Rebecca Solnit, Motion Studies (London: Bloomsbury, 2003).

The cover bears the title:
Motion Studies. Time, Space and Eadweard Muybridge.

Title page:
Motion Studies. Eadweard Muybridge and the Technological Wild West.

The American edition is entitled:
River of Shadows. Eadweard Muybridge and the Technological Wild West. (USA: Viking, 2003)

Two different covers for the same book (a la Harry Potter) is not unknown. Three different titles for the same work seems less than helpful. An odd publishing decision.

Two good biographies were published in the 1970s. So what does this new book add to our knowledge of the man and his work? Well not too much, perhaps, in terms of hard new information. Instead, Rebecca Solnit puts Muybridge into the context of his time. In particular, she muses extensively on the speeding-up of the late Victorian world, and there is much about railroads and the 'annihilation of time and space'. There are bold claims for Muybridge's legacy: 'From Muybridge's invention came Hollywood' insists the jacket blurb: '...and from his patron Stanford's sponsorship of technological research came Silicon Valley'. In a sense, though no doubt both would have happened without Muybridge.

Solnit's analysis of Muybridge's landscape photography is very perceptive and helps to reinforce the growing reputation of this work, and her digressions on American Indians I found interesting.

One questionable use of terminology appears more than once. She writes of the 'triumph of chemistry, which made the film "fast" enough to record so brief an instant.' Of a running horse : 'Muybridge will seize hold of that running, stop it on film, take it apart and put it back together like a Chinese puzzle.' On photographing the racehorse Occident: 'If [the exposure] was too fast, the film would be underexposed.'
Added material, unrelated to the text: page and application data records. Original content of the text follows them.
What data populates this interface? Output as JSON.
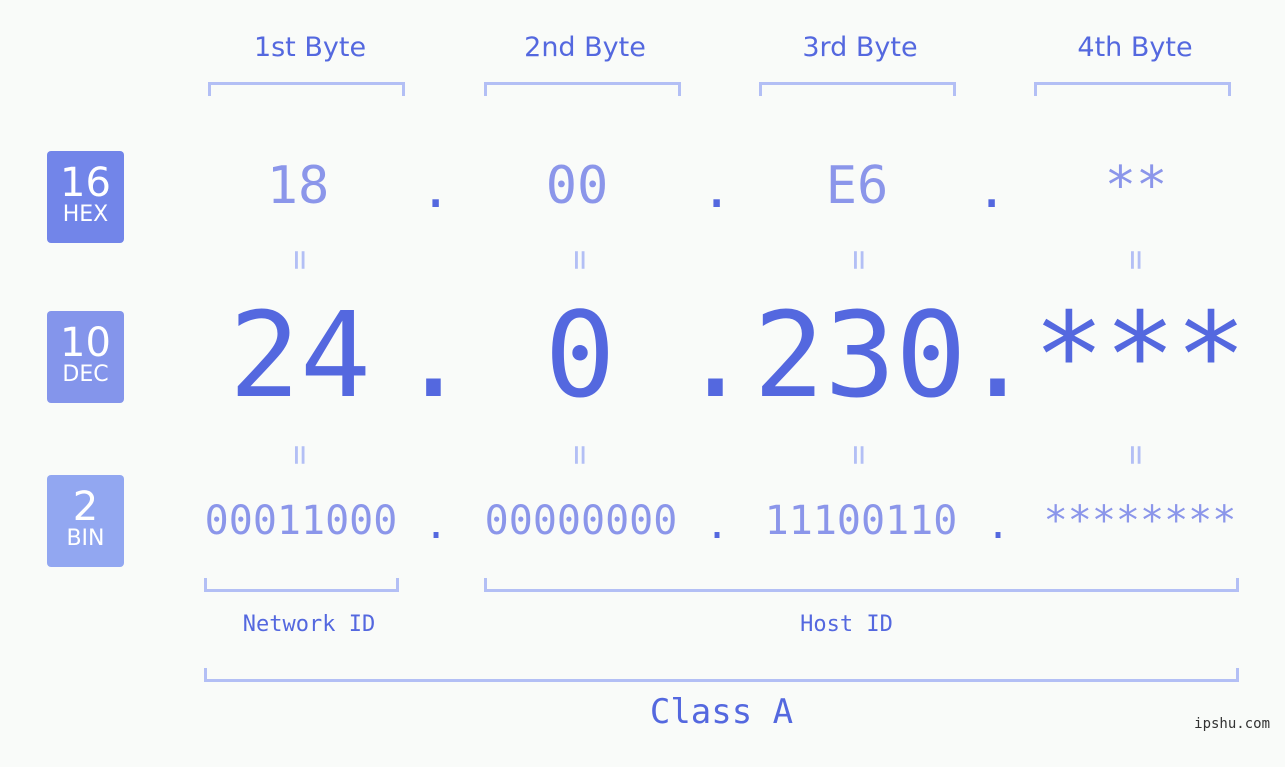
{
  "byte_headers": [
    "1st Byte",
    "2nd Byte",
    "3rd Byte",
    "4th Byte"
  ],
  "badges": [
    {
      "number": "16",
      "label": "HEX",
      "color": "#7285e9"
    },
    {
      "number": "10",
      "label": "DEC",
      "color": "#8495eb"
    },
    {
      "number": "2",
      "label": "BIN",
      "color": "#92a7f1"
    }
  ],
  "hex": {
    "octets": [
      "18",
      "00",
      "E6",
      "**"
    ],
    "separator": "."
  },
  "dec": {
    "octets": [
      "24",
      "0",
      "230",
      "***"
    ],
    "separator": "."
  },
  "bin": {
    "octets": [
      "00011000",
      "00000000",
      "11100110",
      "********"
    ],
    "separator": "."
  },
  "equals_sign": "=",
  "network_label": "Network ID",
  "host_label": "Host ID",
  "class_label": "Class A",
  "watermark": "ipshu.com",
  "colors": {
    "primary": "#5468df",
    "light_text": "#8b96ea",
    "bracket": "#b3bff5",
    "background": "#f9fbf9"
  }
}
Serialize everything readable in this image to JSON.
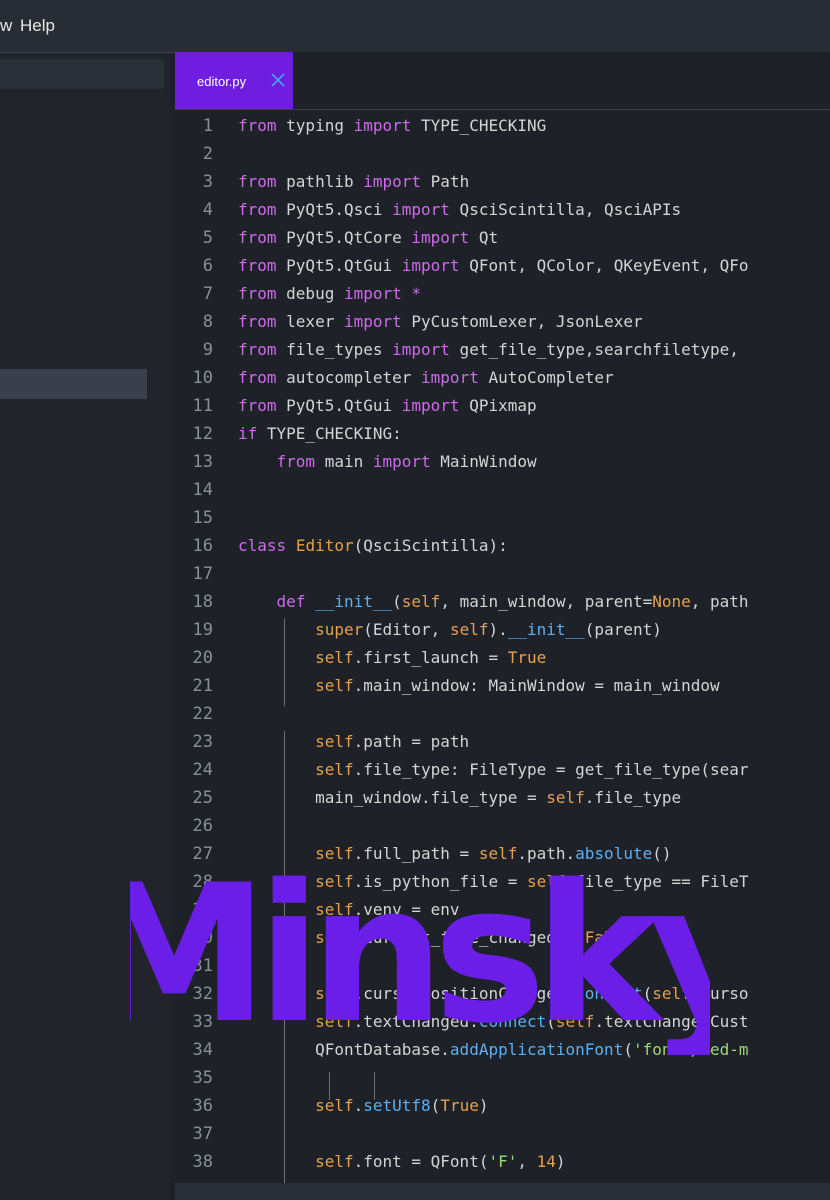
{
  "menubar": {
    "item_view_partial": "w",
    "item_help": "Help"
  },
  "tab": {
    "label": "editor.py",
    "close_icon": "close-icon"
  },
  "watermark": {
    "text": "Minsky"
  },
  "lines": [
    {
      "n": "1",
      "segs": [
        [
          "kw",
          "from"
        ],
        [
          "",
          " typing "
        ],
        [
          "kw",
          "import"
        ],
        [
          "",
          " TYPE_CHECKING"
        ]
      ]
    },
    {
      "n": "2",
      "segs": []
    },
    {
      "n": "3",
      "segs": [
        [
          "kw",
          "from"
        ],
        [
          "",
          " pathlib "
        ],
        [
          "kw",
          "import"
        ],
        [
          "",
          " Path"
        ]
      ]
    },
    {
      "n": "4",
      "segs": [
        [
          "kw",
          "from"
        ],
        [
          "",
          " PyQt5.Qsci "
        ],
        [
          "kw",
          "import"
        ],
        [
          "",
          " QsciScintilla, QsciAPIs"
        ]
      ]
    },
    {
      "n": "5",
      "segs": [
        [
          "kw",
          "from"
        ],
        [
          "",
          " PyQt5.QtCore "
        ],
        [
          "kw",
          "import"
        ],
        [
          "",
          " Qt"
        ]
      ]
    },
    {
      "n": "6",
      "segs": [
        [
          "kw",
          "from"
        ],
        [
          "",
          " PyQt5.QtGui "
        ],
        [
          "kw",
          "import"
        ],
        [
          "",
          " QFont, QColor, QKeyEvent, QFo"
        ]
      ]
    },
    {
      "n": "7",
      "segs": [
        [
          "kw",
          "from"
        ],
        [
          "",
          " debug "
        ],
        [
          "kw",
          "import"
        ],
        [
          "",
          " "
        ],
        [
          "op",
          "*"
        ]
      ]
    },
    {
      "n": "8",
      "segs": [
        [
          "kw",
          "from"
        ],
        [
          "",
          " lexer "
        ],
        [
          "kw",
          "import"
        ],
        [
          "",
          " PyCustomLexer, JsonLexer"
        ]
      ]
    },
    {
      "n": "9",
      "segs": [
        [
          "kw",
          "from"
        ],
        [
          "",
          " file_types "
        ],
        [
          "kw",
          "import"
        ],
        [
          "",
          " get_file_type,searchfiletype,"
        ]
      ]
    },
    {
      "n": "10",
      "segs": [
        [
          "kw",
          "from"
        ],
        [
          "",
          " autocompleter "
        ],
        [
          "kw",
          "import"
        ],
        [
          "",
          " AutoCompleter"
        ]
      ]
    },
    {
      "n": "11",
      "segs": [
        [
          "kw",
          "from"
        ],
        [
          "",
          " PyQt5.QtGui "
        ],
        [
          "kw",
          "import"
        ],
        [
          "",
          " QPixmap"
        ]
      ]
    },
    {
      "n": "12",
      "segs": [
        [
          "kw",
          "if"
        ],
        [
          "",
          " TYPE_CHECKING:"
        ]
      ]
    },
    {
      "n": "13",
      "segs": [
        [
          "",
          "    "
        ],
        [
          "kw",
          "from"
        ],
        [
          "",
          " main "
        ],
        [
          "kw",
          "import"
        ],
        [
          "",
          " MainWindow"
        ]
      ]
    },
    {
      "n": "14",
      "segs": []
    },
    {
      "n": "15",
      "segs": []
    },
    {
      "n": "16",
      "segs": [
        [
          "kw",
          "class"
        ],
        [
          "",
          " "
        ],
        [
          "cls",
          "Editor"
        ],
        [
          "",
          "(QsciScintilla):"
        ]
      ]
    },
    {
      "n": "17",
      "segs": []
    },
    {
      "n": "18",
      "segs": [
        [
          "",
          "    "
        ],
        [
          "kw",
          "def"
        ],
        [
          "",
          " "
        ],
        [
          "fn",
          "__init__"
        ],
        [
          "",
          "("
        ],
        [
          "self",
          "self"
        ],
        [
          "",
          ", main_window, parent="
        ],
        [
          "const",
          "None"
        ],
        [
          "",
          ", path"
        ]
      ]
    },
    {
      "n": "19",
      "segs": [
        [
          "",
          "        "
        ],
        [
          "self",
          "super"
        ],
        [
          "",
          "(Editor, "
        ],
        [
          "self",
          "self"
        ],
        [
          "",
          ")."
        ],
        [
          "fn",
          "__init__"
        ],
        [
          "",
          "(parent)"
        ]
      ]
    },
    {
      "n": "20",
      "segs": [
        [
          "",
          "        "
        ],
        [
          "self",
          "self"
        ],
        [
          "",
          ".first_launch = "
        ],
        [
          "const",
          "True"
        ]
      ]
    },
    {
      "n": "21",
      "segs": [
        [
          "",
          "        "
        ],
        [
          "self",
          "self"
        ],
        [
          "",
          ".main_window: MainWindow = main_window"
        ]
      ]
    },
    {
      "n": "22",
      "segs": []
    },
    {
      "n": "23",
      "segs": [
        [
          "",
          "        "
        ],
        [
          "self",
          "self"
        ],
        [
          "",
          ".path = path"
        ]
      ]
    },
    {
      "n": "24",
      "segs": [
        [
          "",
          "        "
        ],
        [
          "self",
          "self"
        ],
        [
          "",
          ".file_type: FileType = get_file_type(sear"
        ]
      ]
    },
    {
      "n": "25",
      "segs": [
        [
          "",
          "        main_window.file_type = "
        ],
        [
          "self",
          "self"
        ],
        [
          "",
          ".file_type"
        ]
      ]
    },
    {
      "n": "26",
      "segs": []
    },
    {
      "n": "27",
      "segs": [
        [
          "",
          "        "
        ],
        [
          "self",
          "self"
        ],
        [
          "",
          ".full_path = "
        ],
        [
          "self",
          "self"
        ],
        [
          "",
          ".path."
        ],
        [
          "fn",
          "absolute"
        ],
        [
          "",
          "()"
        ]
      ]
    },
    {
      "n": "28",
      "segs": [
        [
          "",
          "        "
        ],
        [
          "self",
          "self"
        ],
        [
          "",
          ".is_python_file = "
        ],
        [
          "self",
          "self"
        ],
        [
          "",
          ".file_type == FileT"
        ]
      ]
    },
    {
      "n": "29",
      "segs": [
        [
          "",
          "        "
        ],
        [
          "self",
          "self"
        ],
        [
          "",
          ".venv = env"
        ]
      ]
    },
    {
      "n": "30",
      "segs": [
        [
          "",
          "        "
        ],
        [
          "self",
          "self"
        ],
        [
          "",
          ".current_file_changed = "
        ],
        [
          "const",
          "False"
        ]
      ]
    },
    {
      "n": "31",
      "segs": []
    },
    {
      "n": "32",
      "segs": [
        [
          "",
          "        "
        ],
        [
          "self",
          "self"
        ],
        [
          "",
          ".cursorPositionChanged."
        ],
        [
          "fn",
          "connect"
        ],
        [
          "",
          "("
        ],
        [
          "self",
          "self"
        ],
        [
          "",
          ".curso"
        ]
      ]
    },
    {
      "n": "33",
      "segs": [
        [
          "",
          "        "
        ],
        [
          "self",
          "self"
        ],
        [
          "",
          ".textChanged."
        ],
        [
          "fn",
          "connect"
        ],
        [
          "",
          "("
        ],
        [
          "self",
          "self"
        ],
        [
          "",
          ".textChangedCust"
        ]
      ]
    },
    {
      "n": "34",
      "segs": [
        [
          "",
          "        QFontDatabase."
        ],
        [
          "fn",
          "addApplicationFont"
        ],
        [
          "",
          "("
        ],
        [
          "str",
          "'fonts/zed-m"
        ]
      ]
    },
    {
      "n": "35",
      "segs": []
    },
    {
      "n": "36",
      "segs": [
        [
          "",
          "        "
        ],
        [
          "self",
          "self"
        ],
        [
          "",
          "."
        ],
        [
          "fn",
          "setUtf8"
        ],
        [
          "",
          "("
        ],
        [
          "const",
          "True"
        ],
        [
          "",
          ")"
        ]
      ]
    },
    {
      "n": "37",
      "segs": []
    },
    {
      "n": "38",
      "segs": [
        [
          "",
          "        "
        ],
        [
          "self",
          "self"
        ],
        [
          "",
          ".font = QFont("
        ],
        [
          "str",
          "'F'"
        ],
        [
          "",
          ", "
        ],
        [
          "num",
          "14"
        ],
        [
          "",
          ")"
        ]
      ]
    }
  ]
}
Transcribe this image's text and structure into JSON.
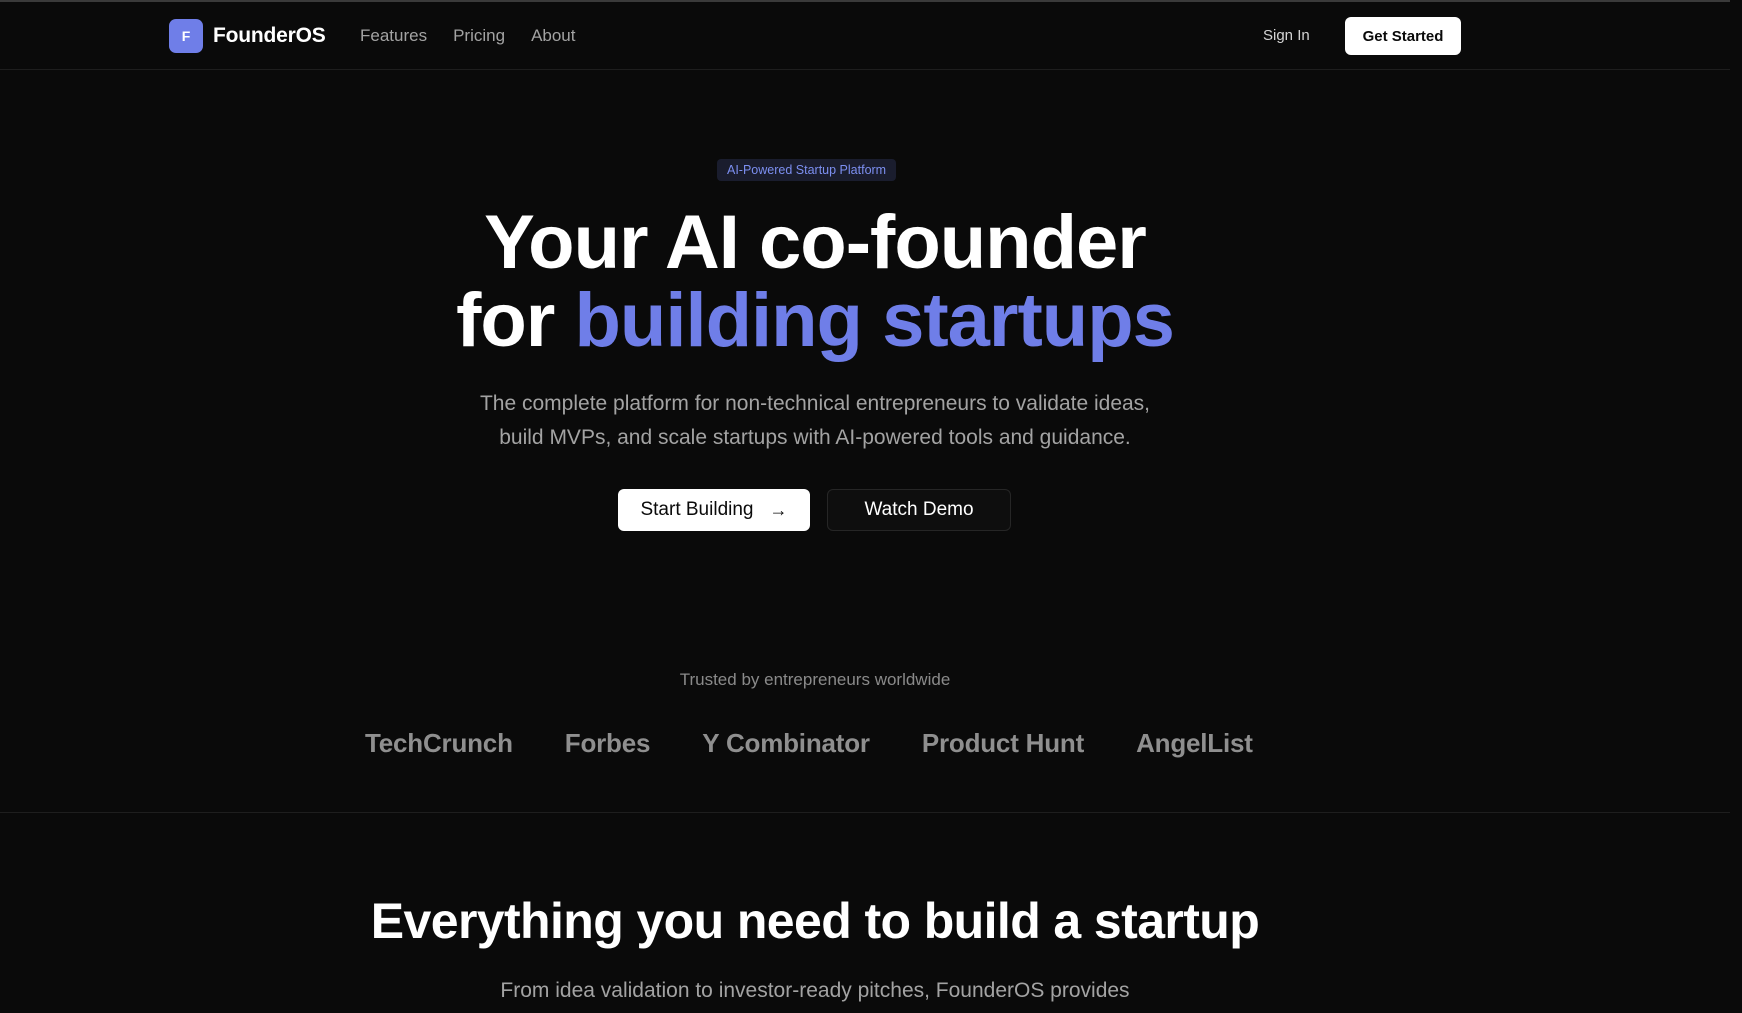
{
  "nav": {
    "logo_letter": "F",
    "brand": "FounderOS",
    "links": [
      "Features",
      "Pricing",
      "About"
    ],
    "sign_in": "Sign In",
    "get_started": "Get Started"
  },
  "hero": {
    "badge": "AI-Powered Startup Platform",
    "title_line1": "Your AI co-founder",
    "title_line2_plain": "for ",
    "title_line2_accent": "building startups",
    "subtitle_line1": "The complete platform for non-technical entrepreneurs to validate ideas,",
    "subtitle_line2": "build MVPs, and scale startups with AI-powered tools and guidance.",
    "primary_cta": "Start Building",
    "primary_cta_icon": "arrow-right-icon",
    "secondary_cta": "Watch Demo"
  },
  "trusted": {
    "label": "Trusted by entrepreneurs worldwide",
    "logos": [
      "TechCrunch",
      "Forbes",
      "Y Combinator",
      "Product Hunt",
      "AngelList"
    ]
  },
  "features": {
    "title": "Everything you need to build a startup",
    "subtitle": "From idea validation to investor-ready pitches, FounderOS provides"
  },
  "colors": {
    "background": "#0a0a0a",
    "accent": "#6f7ee8",
    "muted_text": "#a3a3a3"
  }
}
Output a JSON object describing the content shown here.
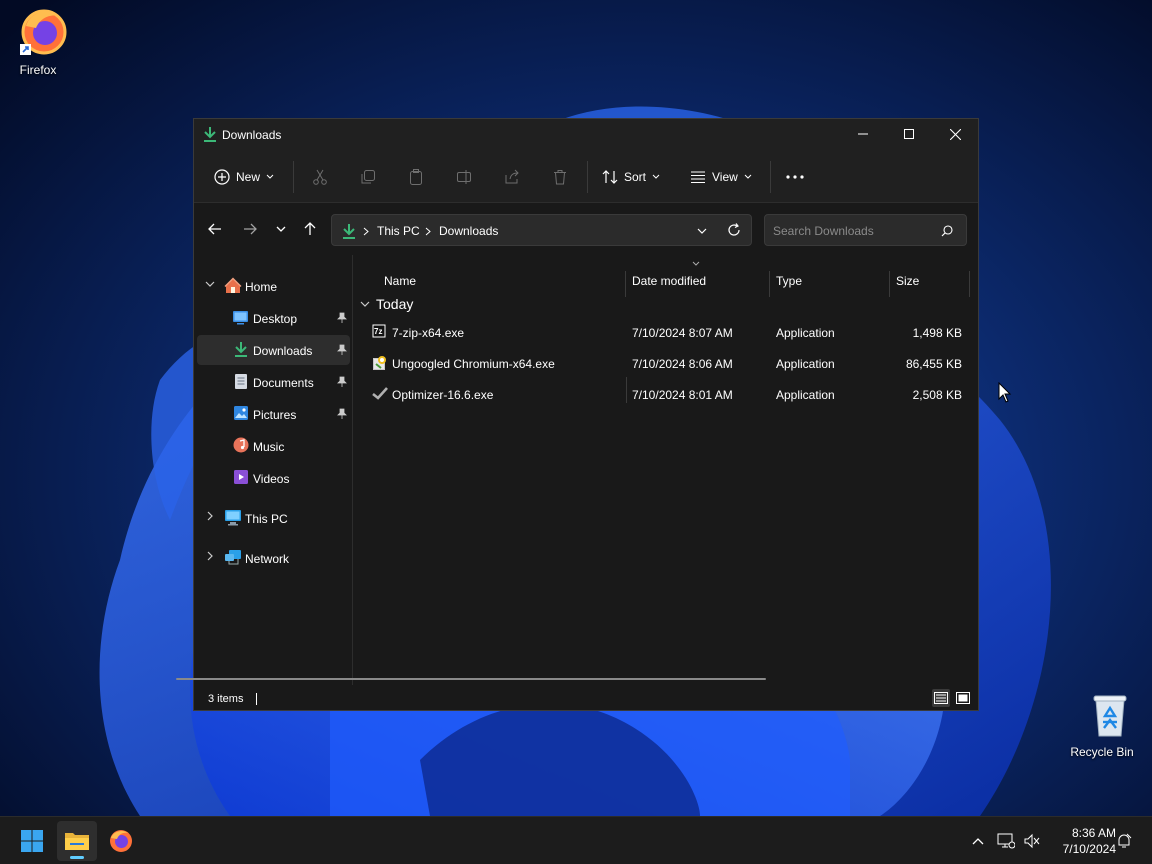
{
  "desktop": {
    "icons": [
      {
        "label": "Firefox"
      },
      {
        "label": "Recycle Bin"
      }
    ]
  },
  "window": {
    "title": "Downloads",
    "controls": {
      "minimize": "minimize",
      "maximize": "maximize",
      "close": "close"
    }
  },
  "command_bar": {
    "new_label": "New",
    "sort_label": "Sort",
    "view_label": "View",
    "disabled_actions": [
      "cut",
      "copy",
      "paste",
      "rename",
      "share",
      "delete"
    ]
  },
  "address": {
    "breadcrumbs": [
      "This PC",
      "Downloads"
    ],
    "search_placeholder": "Search Downloads"
  },
  "nav_pane": {
    "items": [
      {
        "label": "Home",
        "icon": "home-icon",
        "expanded": true
      },
      {
        "label": "Desktop",
        "icon": "desktop-folder-icon",
        "pinned": true
      },
      {
        "label": "Downloads",
        "icon": "download-icon",
        "pinned": true,
        "selected": true
      },
      {
        "label": "Documents",
        "icon": "documents-icon",
        "pinned": true
      },
      {
        "label": "Pictures",
        "icon": "pictures-icon",
        "pinned": true
      },
      {
        "label": "Music",
        "icon": "music-icon"
      },
      {
        "label": "Videos",
        "icon": "videos-icon"
      },
      {
        "label": "This PC",
        "icon": "this-pc-icon",
        "expanded": false
      },
      {
        "label": "Network",
        "icon": "network-icon",
        "expanded": false
      }
    ]
  },
  "file_list": {
    "columns": [
      "Name",
      "Date modified",
      "Type",
      "Size"
    ],
    "group": "Today",
    "rows": [
      {
        "name": "7-zip-x64.exe",
        "date": "7/10/2024 8:07 AM",
        "type": "Application",
        "size": "1,498 KB",
        "icon": "7zip-icon"
      },
      {
        "name": "Ungoogled Chromium-x64.exe",
        "date": "7/10/2024 8:06 AM",
        "type": "Application",
        "size": "86,455 KB",
        "icon": "installer-icon"
      },
      {
        "name": "Optimizer-16.6.exe",
        "date": "7/10/2024 8:01 AM",
        "type": "Application",
        "size": "2,508 KB",
        "icon": "checkmark-icon"
      }
    ]
  },
  "status_bar": {
    "item_count": "3 items"
  },
  "taskbar": {
    "clock_time": "8:36 AM",
    "clock_date": "7/10/2024"
  },
  "colors": {
    "accent": "#60cdff",
    "download_green": "#3cb878",
    "window_bg": "#191919",
    "toolbar_bg": "#202020"
  }
}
Perhaps it's unfair to point this out - Solnit clearly knows the technology of the period - but arguably it isn't unimportant. The use of the word 'film' in this context suggests a mindset that perhaps isn't quite 'back there' in the 1870s world of glass plate photography. Of course the emulsion was sometimes refered to as a 'film', but the phrases used by Solnit seem too modern. Even when used correctly the word is potentially ambiguous: not only is it used to refer to post-1880's rollfilm 'still' photography (a technology still used today), but 'film' also means - and Solnit herself frequently uses it to mean - 'the movies'. Of concern here is that to a modern general readership the use of the word 'film' when discussing glass plates subtly provides an unconscious reinforcement of the idea of Muybridge's famous action sequences as photographic moving pictures, screenable 'films' rather than printed sequence photographs. 'Photographic emulsion' would have been better. Muybridge himself fudged the truth in his account of the production of the Zoopraxiscope images, and this - together with many contemporary newspaper reports of 'the photographs in motion on the screen' - has understandably led to confusion. But the discs survive to be examined. They are painted images, in most cases meticulously traced from the photo sequences, and retaining the vitality of real-life humans and animals in motion. In our digitally manipulated world their production method actually adds to their interest: What constitutes a 'real' photograph?

Solnit suggests that as well as painted images, Muybridge projected actual photos with the Zoopraxiscope, because a sequence of small plates of a galloping horse, arranged in a circle, survives at Stanford. I would think that this could only have been produced for a private experiment; the photographs in question would have looked 'squashed' on the screen. The zoopraxiscope distorted images on projection - which is why painted images copied from photographs, but distorted to compensate for this 'squeezing' - were used.

Muybridge is a big subject, and only the brave take on the 'whole story' of his life and times. Solnit covers a range of Muybridge's activities in detail - including his stereoscopic and panoramic photography - though his later years are thinly sketched. Missing are the lecture 'tours' that he undertook in Britain and Europe.

Solnit's stream-of-consciousness technique works rather well in places, but in the final chapter reads almost as a parody of the style. The illustrations are well chosen.

Don't let the apparently negative comments in this review put you off. (As a Muybridge enthusiast myself, the smallest points of contention jump out at me, but will be less obvious to the general reader.) Rebecca Solnit's book is a deeply considered and thought-provoking account of the rushing, galloping world of the latter part of the nineteenth century. The author's embracing of the USA's geography, geology, economy, politics, media - and much else - during Muybridge's active life produces an engaging, if at times somewhat rambling, reverie.

Stephen Herbert

(an earlier version of this review appeared in the New Magic Lantern Journal).